[Provided entries]
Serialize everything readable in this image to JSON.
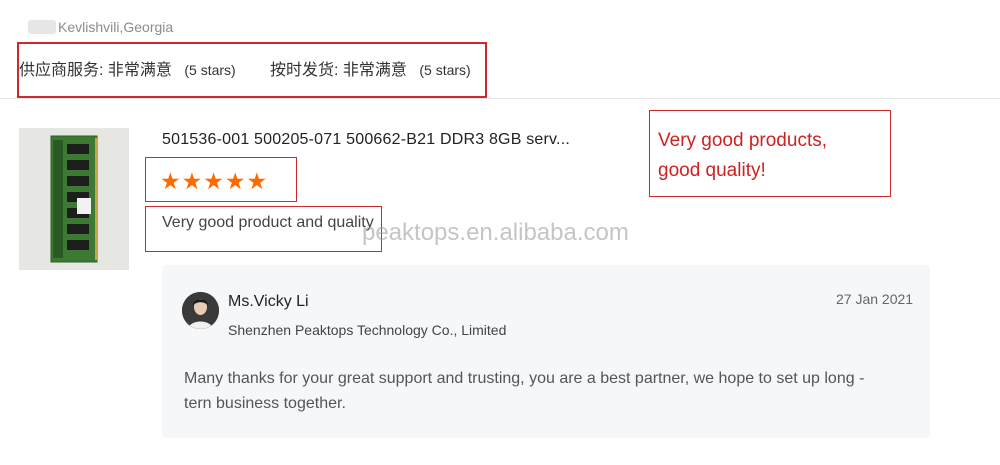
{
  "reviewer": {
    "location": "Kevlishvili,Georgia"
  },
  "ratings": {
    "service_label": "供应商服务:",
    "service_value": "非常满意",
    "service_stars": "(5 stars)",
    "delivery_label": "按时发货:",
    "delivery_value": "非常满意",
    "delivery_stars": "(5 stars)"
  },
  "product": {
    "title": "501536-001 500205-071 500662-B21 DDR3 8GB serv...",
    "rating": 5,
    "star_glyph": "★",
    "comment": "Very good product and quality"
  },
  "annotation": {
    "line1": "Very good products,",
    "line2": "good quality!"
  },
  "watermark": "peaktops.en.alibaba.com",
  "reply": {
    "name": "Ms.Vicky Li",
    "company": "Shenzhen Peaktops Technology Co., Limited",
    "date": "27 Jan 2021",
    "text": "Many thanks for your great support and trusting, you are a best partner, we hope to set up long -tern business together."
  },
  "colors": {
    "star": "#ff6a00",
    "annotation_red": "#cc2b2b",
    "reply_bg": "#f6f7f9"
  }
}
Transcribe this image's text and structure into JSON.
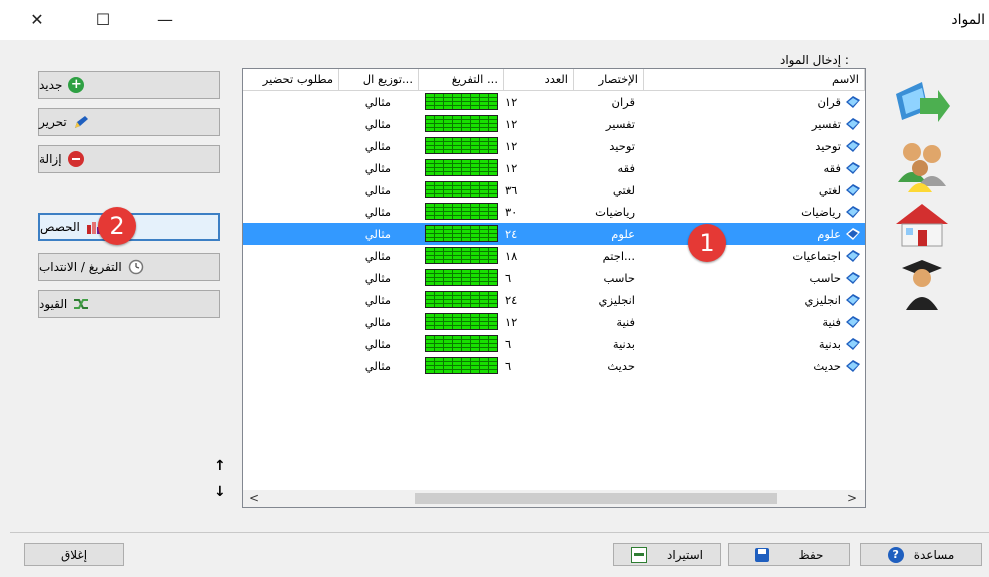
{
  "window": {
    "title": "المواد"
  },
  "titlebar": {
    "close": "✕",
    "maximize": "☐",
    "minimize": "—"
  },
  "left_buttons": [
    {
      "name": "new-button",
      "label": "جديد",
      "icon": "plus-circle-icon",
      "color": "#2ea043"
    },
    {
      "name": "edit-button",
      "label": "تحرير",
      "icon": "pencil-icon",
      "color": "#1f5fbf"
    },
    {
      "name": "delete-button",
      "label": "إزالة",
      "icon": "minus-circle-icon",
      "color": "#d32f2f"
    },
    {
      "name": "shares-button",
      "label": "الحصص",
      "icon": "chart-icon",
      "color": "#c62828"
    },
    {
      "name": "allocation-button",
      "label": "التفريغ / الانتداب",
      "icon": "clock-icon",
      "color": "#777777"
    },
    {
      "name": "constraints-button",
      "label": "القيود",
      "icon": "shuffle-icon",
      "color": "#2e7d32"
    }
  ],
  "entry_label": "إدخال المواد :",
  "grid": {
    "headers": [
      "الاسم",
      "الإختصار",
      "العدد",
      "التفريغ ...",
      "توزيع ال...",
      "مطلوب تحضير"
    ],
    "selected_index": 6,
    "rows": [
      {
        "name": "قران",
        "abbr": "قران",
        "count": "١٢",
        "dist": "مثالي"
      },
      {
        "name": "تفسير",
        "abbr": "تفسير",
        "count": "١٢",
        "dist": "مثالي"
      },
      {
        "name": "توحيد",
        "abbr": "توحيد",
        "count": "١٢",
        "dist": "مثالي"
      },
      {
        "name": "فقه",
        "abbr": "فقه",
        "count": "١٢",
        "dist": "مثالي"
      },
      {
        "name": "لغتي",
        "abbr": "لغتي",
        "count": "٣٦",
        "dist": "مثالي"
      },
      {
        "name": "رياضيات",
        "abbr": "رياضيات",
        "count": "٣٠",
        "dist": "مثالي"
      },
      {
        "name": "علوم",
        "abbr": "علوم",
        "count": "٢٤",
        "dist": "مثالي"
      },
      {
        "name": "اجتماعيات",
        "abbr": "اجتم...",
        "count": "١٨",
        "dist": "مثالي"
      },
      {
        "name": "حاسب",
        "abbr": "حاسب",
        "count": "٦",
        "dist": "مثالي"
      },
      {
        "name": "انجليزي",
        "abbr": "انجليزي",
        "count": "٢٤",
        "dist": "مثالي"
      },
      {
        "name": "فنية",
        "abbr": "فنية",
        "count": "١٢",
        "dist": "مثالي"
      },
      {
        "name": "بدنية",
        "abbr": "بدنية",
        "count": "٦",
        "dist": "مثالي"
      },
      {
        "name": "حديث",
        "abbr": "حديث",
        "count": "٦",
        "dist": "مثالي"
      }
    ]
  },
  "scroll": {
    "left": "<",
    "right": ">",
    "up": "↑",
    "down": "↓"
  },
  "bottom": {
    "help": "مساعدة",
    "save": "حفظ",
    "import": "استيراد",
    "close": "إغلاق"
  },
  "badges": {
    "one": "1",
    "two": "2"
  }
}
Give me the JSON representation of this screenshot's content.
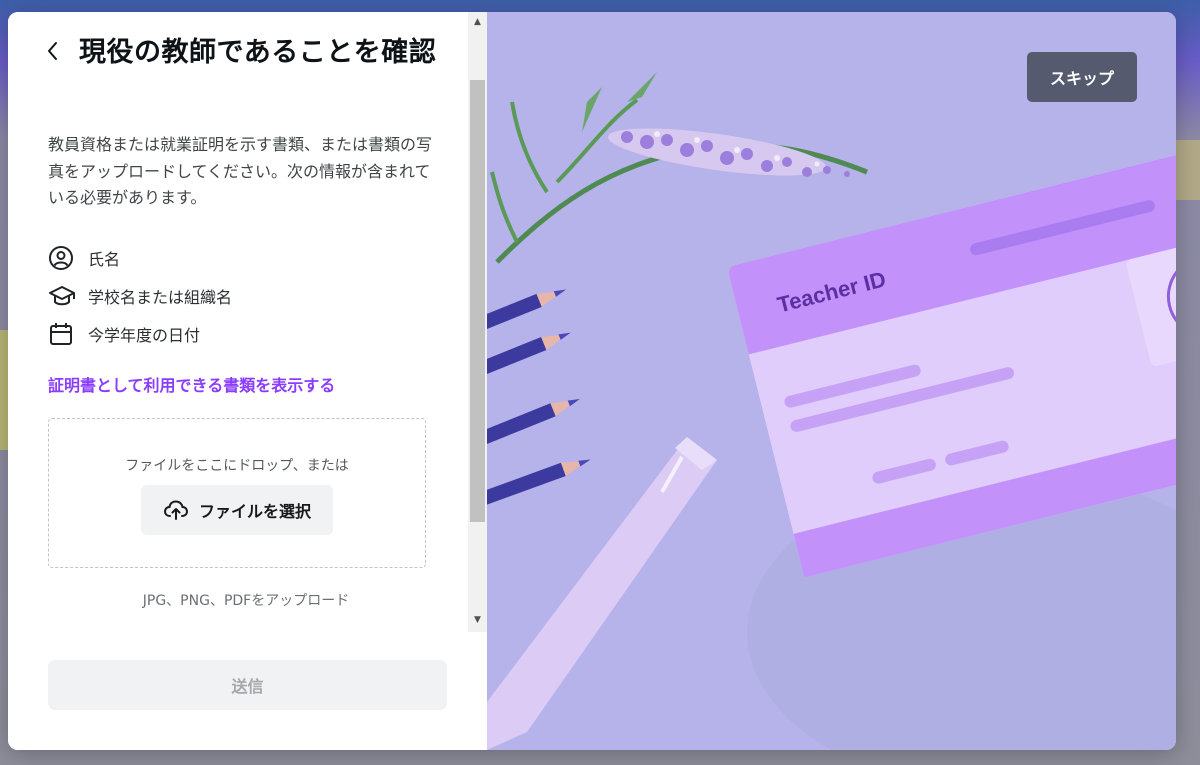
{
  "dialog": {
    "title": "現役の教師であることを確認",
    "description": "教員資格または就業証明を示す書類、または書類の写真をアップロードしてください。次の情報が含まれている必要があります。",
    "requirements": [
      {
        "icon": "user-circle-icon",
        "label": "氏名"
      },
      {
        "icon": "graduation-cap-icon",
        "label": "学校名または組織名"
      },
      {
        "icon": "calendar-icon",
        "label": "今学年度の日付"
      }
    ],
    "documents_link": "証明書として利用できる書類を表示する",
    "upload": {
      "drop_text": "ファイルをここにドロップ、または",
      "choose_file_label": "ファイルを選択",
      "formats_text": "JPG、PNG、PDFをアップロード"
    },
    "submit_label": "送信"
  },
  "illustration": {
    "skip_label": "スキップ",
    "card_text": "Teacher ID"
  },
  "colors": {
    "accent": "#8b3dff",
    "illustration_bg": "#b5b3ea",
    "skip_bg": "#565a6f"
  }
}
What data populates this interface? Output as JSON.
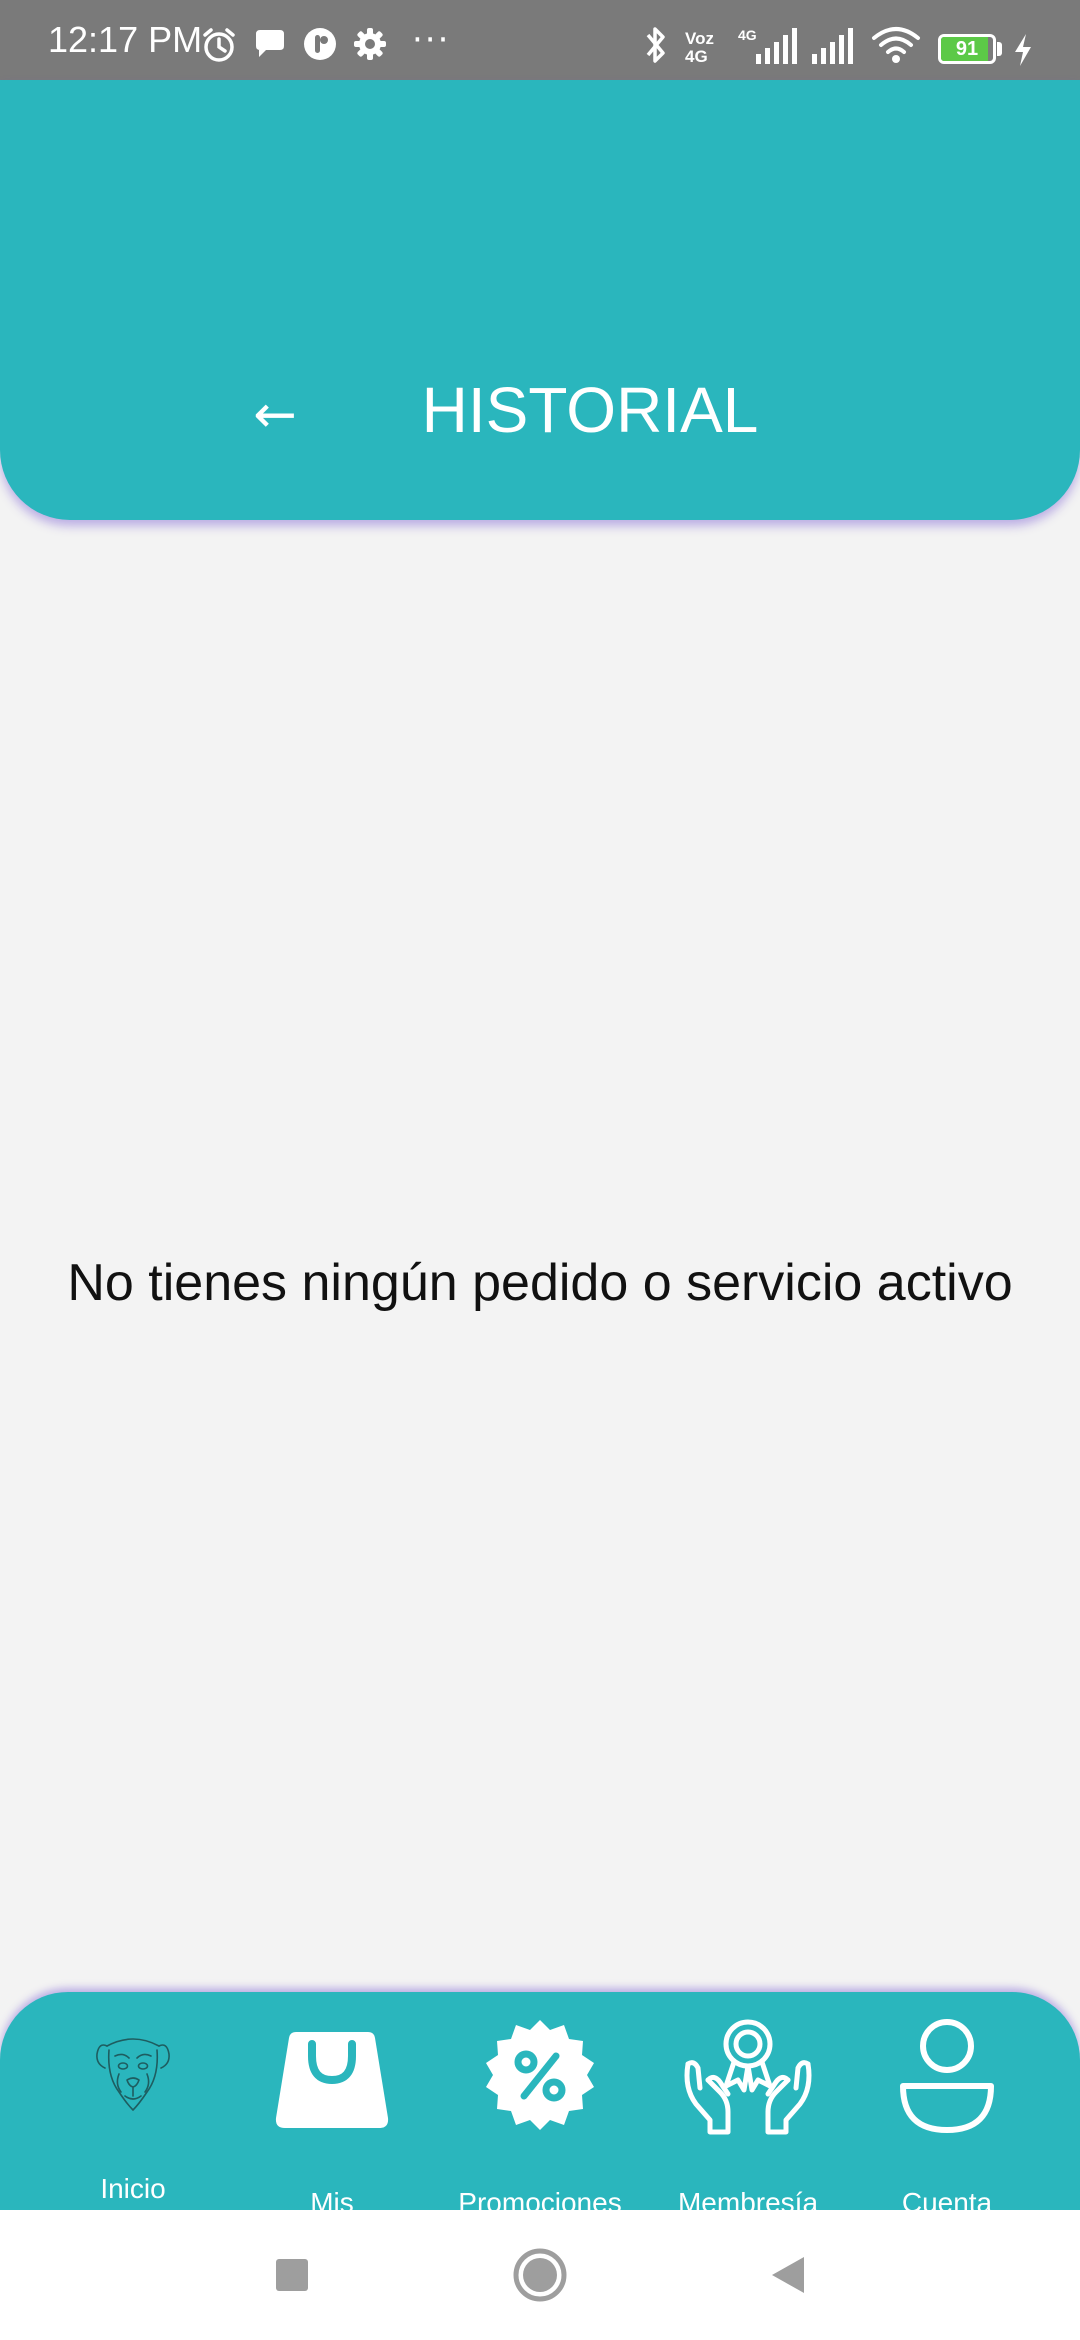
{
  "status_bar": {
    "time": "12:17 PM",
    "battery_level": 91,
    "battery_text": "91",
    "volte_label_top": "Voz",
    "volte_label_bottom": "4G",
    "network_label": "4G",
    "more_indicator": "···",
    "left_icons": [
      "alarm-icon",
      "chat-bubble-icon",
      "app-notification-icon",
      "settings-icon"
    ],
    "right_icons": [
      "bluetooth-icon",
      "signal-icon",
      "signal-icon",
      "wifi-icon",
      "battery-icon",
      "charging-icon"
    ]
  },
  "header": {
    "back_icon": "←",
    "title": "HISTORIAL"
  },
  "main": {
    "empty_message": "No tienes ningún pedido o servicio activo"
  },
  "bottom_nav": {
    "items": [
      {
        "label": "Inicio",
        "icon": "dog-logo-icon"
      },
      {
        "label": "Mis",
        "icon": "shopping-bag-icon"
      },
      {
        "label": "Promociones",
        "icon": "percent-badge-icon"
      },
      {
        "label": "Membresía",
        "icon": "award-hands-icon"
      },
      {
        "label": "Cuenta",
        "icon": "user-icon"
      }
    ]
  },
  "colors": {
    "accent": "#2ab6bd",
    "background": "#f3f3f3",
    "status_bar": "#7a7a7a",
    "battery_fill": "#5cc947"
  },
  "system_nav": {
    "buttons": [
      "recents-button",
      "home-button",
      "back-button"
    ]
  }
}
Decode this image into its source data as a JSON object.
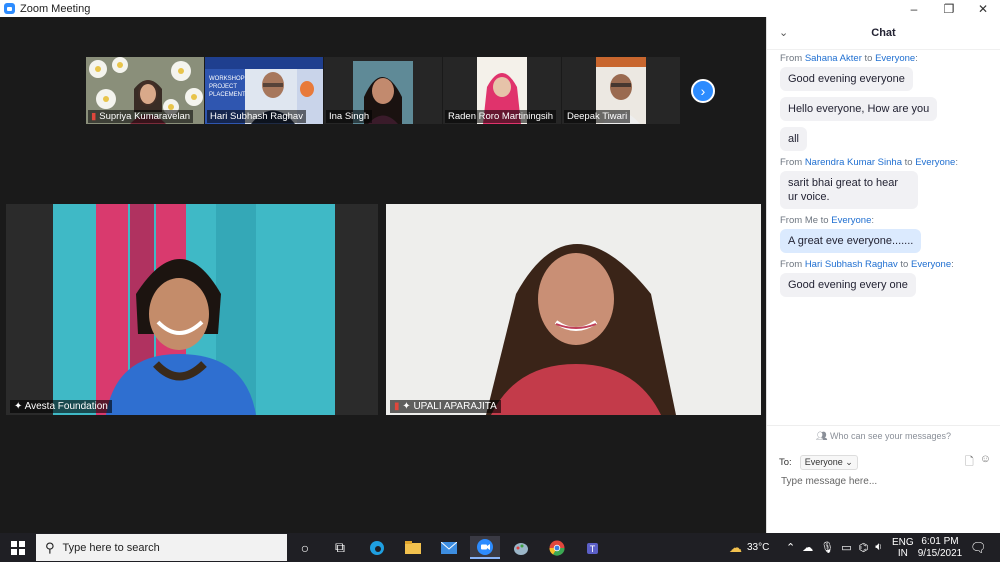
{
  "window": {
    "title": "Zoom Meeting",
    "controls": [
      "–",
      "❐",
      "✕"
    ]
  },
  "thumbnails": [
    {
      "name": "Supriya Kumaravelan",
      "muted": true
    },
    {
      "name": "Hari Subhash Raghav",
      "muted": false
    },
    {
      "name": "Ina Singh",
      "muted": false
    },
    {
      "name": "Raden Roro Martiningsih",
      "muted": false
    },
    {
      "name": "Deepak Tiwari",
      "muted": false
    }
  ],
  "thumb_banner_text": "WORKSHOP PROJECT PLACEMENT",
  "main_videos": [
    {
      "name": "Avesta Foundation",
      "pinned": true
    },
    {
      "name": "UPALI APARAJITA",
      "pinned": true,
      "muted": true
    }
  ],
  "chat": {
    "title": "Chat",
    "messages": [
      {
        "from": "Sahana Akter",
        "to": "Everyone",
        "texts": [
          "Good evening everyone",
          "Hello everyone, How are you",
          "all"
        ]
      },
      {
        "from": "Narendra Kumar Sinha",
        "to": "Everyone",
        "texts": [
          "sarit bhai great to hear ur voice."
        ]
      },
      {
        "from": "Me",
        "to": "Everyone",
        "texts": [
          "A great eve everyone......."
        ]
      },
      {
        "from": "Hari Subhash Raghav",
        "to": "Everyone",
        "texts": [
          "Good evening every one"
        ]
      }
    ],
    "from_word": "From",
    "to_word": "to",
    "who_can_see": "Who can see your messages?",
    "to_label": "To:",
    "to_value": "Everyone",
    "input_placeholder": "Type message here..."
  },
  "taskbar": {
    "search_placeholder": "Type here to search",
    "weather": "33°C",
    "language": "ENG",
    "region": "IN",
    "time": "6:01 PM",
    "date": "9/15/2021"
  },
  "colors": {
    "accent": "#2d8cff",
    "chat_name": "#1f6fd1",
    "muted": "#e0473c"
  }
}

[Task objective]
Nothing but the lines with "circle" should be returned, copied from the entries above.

[Expected answer]
      "icon": "plus-circle-icon",
      "icon": "minus-circle-icon",
        "icon": "user-circle-icon",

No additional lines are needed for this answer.